→ Task goal:
Every line of the material below that contains the string "share" must appear in the answer.

__________

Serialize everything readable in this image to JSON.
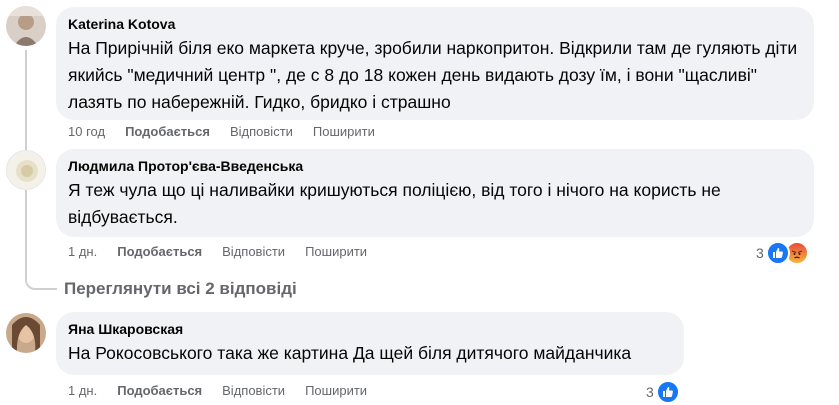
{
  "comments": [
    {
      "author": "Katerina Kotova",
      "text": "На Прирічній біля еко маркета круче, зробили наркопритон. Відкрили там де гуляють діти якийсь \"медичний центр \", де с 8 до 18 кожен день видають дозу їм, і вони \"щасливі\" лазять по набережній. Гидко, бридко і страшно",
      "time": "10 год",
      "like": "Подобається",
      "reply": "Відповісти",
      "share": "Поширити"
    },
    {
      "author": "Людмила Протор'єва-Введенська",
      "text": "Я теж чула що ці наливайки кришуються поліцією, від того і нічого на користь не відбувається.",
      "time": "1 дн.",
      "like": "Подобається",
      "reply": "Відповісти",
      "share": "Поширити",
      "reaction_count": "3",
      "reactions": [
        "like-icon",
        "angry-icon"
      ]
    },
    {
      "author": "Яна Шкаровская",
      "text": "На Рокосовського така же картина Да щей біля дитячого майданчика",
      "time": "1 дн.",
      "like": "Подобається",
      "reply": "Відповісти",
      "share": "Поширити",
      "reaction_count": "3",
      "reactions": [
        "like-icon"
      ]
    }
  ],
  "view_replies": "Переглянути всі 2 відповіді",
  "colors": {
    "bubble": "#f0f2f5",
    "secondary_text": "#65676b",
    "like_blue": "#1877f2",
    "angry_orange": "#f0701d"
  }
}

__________

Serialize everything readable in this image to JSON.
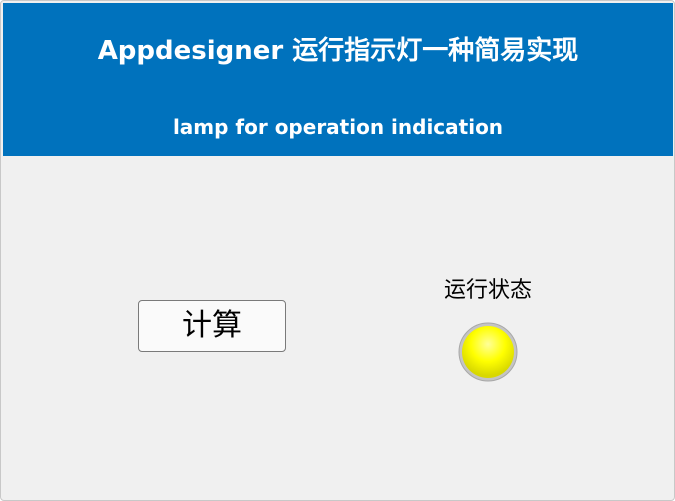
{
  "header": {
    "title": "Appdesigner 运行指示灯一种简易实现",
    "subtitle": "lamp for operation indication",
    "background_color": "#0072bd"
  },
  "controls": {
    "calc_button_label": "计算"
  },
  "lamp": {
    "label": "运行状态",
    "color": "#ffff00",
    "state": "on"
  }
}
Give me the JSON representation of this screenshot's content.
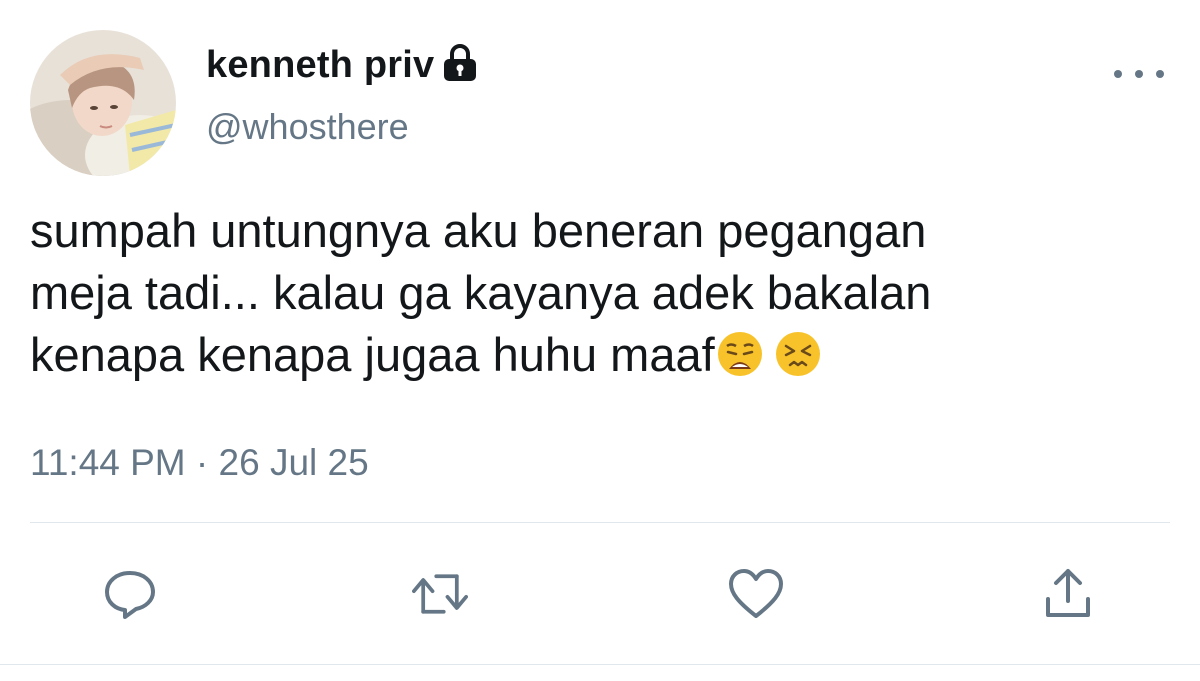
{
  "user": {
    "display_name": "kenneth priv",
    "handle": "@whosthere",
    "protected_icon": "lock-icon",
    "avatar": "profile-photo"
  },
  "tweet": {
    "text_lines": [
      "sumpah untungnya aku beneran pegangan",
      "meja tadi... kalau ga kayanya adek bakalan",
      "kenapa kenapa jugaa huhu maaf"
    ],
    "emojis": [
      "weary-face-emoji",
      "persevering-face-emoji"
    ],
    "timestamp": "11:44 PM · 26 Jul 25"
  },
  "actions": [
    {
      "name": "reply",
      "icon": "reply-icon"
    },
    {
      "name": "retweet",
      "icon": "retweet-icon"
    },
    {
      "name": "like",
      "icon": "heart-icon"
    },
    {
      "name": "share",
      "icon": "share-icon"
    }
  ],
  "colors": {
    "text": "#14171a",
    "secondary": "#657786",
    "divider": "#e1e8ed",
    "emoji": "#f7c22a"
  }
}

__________

→ Response:
      "share": "Поширити"
      "share": "Поширити",
      "share": "Поширити",
      "name": "share",
      "icon": "share-icon"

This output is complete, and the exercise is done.